Once you are done with your first draft, it is time for some relaxation. Just keep your story away for a while; till you have completely vacated the ‘story writing’ zone. Only when you look at your story with a reader’s eyes, will you able to figure out the inconsistencies and the boring parts in it.

Come back with a reader’s mind to get started with the edit. Rewriting is a tricky thing. How much ever you rewrite your story, you will never get satisfied.

If you edit your story a hundred times, there are chances that you will still find irregularities the next time you try to edit it. Editing is a never-ending process, which can never give you complete satisfaction, and hence, can never give out a perfect story. The story of yours which you find perfect today will appear imperfect a few days later, thereby arousing your inner critics to edit the entire thing once more.

Do the editing continuously.
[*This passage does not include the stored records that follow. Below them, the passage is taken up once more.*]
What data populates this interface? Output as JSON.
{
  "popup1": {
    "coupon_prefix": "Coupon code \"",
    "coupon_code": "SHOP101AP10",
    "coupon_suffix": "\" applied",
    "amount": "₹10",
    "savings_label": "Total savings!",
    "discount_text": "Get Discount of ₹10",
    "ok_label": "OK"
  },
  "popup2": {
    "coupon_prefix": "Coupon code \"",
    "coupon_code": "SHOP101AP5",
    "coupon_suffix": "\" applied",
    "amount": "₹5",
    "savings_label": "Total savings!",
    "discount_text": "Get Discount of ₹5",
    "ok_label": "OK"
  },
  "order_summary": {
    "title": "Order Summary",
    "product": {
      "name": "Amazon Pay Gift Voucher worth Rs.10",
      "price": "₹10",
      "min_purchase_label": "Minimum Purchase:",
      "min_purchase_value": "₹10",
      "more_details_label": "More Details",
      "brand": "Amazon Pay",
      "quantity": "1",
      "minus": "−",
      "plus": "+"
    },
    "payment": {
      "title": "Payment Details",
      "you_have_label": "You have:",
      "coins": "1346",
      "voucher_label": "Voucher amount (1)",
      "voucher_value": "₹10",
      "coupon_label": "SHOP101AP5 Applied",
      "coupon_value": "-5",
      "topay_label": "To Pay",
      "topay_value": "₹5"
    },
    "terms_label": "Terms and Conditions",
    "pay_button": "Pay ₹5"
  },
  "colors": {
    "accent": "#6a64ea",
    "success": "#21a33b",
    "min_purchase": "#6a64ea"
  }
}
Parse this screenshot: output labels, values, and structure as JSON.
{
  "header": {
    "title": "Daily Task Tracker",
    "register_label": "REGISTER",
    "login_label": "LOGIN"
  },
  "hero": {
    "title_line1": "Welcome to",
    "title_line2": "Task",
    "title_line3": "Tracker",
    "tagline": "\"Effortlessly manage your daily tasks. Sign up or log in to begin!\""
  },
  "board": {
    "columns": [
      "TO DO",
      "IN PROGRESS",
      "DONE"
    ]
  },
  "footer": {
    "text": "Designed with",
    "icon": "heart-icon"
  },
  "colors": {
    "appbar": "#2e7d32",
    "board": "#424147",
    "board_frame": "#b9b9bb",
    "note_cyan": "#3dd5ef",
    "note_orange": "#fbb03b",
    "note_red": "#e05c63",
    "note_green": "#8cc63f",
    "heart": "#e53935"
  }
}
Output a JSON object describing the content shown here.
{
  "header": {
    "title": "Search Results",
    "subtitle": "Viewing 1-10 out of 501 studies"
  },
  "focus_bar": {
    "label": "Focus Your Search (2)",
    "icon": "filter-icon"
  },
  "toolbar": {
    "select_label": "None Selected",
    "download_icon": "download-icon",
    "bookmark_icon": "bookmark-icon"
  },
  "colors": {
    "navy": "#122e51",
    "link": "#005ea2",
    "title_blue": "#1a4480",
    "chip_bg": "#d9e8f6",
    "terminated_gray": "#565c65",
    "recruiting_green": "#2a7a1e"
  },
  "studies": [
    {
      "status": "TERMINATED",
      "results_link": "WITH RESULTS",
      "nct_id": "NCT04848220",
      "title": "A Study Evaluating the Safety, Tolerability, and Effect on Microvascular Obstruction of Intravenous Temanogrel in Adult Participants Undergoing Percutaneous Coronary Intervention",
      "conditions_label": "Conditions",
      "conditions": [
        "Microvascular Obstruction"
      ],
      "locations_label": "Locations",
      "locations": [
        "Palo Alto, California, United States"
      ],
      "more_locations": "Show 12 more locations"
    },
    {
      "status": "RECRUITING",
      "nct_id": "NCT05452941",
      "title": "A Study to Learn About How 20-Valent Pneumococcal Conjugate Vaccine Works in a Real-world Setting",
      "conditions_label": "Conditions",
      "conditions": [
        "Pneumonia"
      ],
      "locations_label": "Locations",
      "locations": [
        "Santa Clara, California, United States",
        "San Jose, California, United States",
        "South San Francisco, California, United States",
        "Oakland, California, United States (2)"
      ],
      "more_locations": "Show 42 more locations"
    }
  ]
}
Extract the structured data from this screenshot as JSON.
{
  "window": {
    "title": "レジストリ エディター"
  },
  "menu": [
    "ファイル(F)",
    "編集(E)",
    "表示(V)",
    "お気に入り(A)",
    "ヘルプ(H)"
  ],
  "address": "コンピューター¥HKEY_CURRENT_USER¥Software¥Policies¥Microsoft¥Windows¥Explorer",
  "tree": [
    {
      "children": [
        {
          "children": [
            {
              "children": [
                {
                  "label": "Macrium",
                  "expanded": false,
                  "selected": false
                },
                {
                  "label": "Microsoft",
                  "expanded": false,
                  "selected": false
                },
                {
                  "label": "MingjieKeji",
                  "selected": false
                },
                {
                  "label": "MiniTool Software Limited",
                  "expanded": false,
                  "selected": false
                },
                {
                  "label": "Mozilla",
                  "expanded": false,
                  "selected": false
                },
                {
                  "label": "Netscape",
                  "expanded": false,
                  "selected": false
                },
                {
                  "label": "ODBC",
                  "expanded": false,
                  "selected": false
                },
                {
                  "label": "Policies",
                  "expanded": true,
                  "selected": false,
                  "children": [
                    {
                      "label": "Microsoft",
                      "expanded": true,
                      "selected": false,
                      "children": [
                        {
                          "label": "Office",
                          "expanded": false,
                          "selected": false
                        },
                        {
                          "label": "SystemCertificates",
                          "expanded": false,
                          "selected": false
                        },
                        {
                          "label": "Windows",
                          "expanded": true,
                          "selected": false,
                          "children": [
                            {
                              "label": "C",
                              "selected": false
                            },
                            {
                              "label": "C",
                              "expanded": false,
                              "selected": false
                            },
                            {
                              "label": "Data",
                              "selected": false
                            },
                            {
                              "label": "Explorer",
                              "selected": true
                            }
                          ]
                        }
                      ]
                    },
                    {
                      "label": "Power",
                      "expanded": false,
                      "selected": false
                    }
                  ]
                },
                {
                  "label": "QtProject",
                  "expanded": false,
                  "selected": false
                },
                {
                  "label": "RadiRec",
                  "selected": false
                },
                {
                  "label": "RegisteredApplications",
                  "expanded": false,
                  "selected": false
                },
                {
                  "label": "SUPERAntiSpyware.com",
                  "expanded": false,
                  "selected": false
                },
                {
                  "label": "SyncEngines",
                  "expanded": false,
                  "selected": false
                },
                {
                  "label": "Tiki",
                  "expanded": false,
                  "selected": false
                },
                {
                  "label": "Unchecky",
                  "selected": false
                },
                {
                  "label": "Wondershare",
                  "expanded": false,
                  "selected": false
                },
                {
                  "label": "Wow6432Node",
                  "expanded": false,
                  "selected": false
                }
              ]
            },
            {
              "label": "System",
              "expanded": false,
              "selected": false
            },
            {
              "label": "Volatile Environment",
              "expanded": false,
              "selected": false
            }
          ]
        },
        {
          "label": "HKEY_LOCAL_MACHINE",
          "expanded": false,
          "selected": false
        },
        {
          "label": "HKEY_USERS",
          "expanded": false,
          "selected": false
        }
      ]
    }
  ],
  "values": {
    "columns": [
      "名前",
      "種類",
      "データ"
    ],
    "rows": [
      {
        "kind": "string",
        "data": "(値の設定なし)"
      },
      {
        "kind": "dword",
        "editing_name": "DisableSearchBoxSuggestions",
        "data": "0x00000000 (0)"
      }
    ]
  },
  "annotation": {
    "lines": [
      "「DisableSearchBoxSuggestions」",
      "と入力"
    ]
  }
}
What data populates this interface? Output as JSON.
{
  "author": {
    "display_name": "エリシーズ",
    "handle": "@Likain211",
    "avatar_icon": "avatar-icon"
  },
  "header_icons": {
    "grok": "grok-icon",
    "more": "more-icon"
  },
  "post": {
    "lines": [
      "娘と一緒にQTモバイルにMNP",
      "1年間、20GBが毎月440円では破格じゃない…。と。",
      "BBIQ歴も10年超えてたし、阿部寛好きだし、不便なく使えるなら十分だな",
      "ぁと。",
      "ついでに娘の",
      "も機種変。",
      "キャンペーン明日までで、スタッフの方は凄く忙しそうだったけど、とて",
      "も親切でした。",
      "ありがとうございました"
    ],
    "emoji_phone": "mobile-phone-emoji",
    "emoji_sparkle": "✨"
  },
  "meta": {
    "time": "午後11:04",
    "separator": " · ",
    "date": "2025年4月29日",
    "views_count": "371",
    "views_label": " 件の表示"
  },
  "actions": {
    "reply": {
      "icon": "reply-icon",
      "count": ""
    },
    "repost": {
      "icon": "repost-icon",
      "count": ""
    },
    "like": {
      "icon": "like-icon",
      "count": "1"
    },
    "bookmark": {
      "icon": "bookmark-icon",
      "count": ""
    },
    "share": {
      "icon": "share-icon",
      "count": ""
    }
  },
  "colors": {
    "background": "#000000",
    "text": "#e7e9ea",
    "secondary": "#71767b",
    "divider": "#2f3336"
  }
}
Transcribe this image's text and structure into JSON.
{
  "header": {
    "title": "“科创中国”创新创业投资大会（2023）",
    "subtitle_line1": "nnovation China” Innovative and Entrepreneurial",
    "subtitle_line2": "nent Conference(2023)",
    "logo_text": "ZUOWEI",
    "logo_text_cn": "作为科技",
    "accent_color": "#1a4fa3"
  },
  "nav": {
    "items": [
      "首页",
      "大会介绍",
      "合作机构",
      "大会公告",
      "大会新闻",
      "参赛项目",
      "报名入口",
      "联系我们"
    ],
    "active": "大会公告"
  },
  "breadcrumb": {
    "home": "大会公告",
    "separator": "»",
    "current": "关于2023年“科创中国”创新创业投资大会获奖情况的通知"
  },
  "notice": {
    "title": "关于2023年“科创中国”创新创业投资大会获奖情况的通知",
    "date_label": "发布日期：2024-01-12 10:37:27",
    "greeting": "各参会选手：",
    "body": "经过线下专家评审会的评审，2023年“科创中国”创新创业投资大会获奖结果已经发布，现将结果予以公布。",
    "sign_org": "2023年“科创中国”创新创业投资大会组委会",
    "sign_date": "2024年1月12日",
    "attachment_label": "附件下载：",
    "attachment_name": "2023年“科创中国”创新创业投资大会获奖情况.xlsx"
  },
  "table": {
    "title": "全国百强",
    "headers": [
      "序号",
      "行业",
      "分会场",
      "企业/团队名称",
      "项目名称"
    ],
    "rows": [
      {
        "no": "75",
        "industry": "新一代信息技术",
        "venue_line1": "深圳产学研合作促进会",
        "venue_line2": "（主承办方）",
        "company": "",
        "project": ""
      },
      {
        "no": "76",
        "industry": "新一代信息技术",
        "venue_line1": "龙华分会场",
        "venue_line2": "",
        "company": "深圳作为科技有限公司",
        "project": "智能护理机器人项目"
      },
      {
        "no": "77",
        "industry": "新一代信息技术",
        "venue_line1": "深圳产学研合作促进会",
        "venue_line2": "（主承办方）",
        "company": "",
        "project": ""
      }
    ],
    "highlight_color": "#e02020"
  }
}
Don’t take long breaks. Edit the entire thing at a stretch. And once you are done with it, give a read one final time. Make sure you have figured out the glitches in your story and have fixed them.

The underlying method to become a master in the art of writing is to write. And to write daily. There are no shortcuts. Don’t expect a Shakespearean mastery of the art if you haven’t written even for 10,000 hours.

They say it takes ten thousand hours to master any craft. How many hours have you written?

 Good writers write. It doesn’t matter if they are tired. It doesn’t matter if they are going through a divorce. It doesn’t matter if their kids are screaming. It doesn’t matter if they’re sick and dying in the hospital. It doesn’t matter if terrorists drop a nuclear bomb on their hometown. They write. End of story. – John Morrow, Blogger.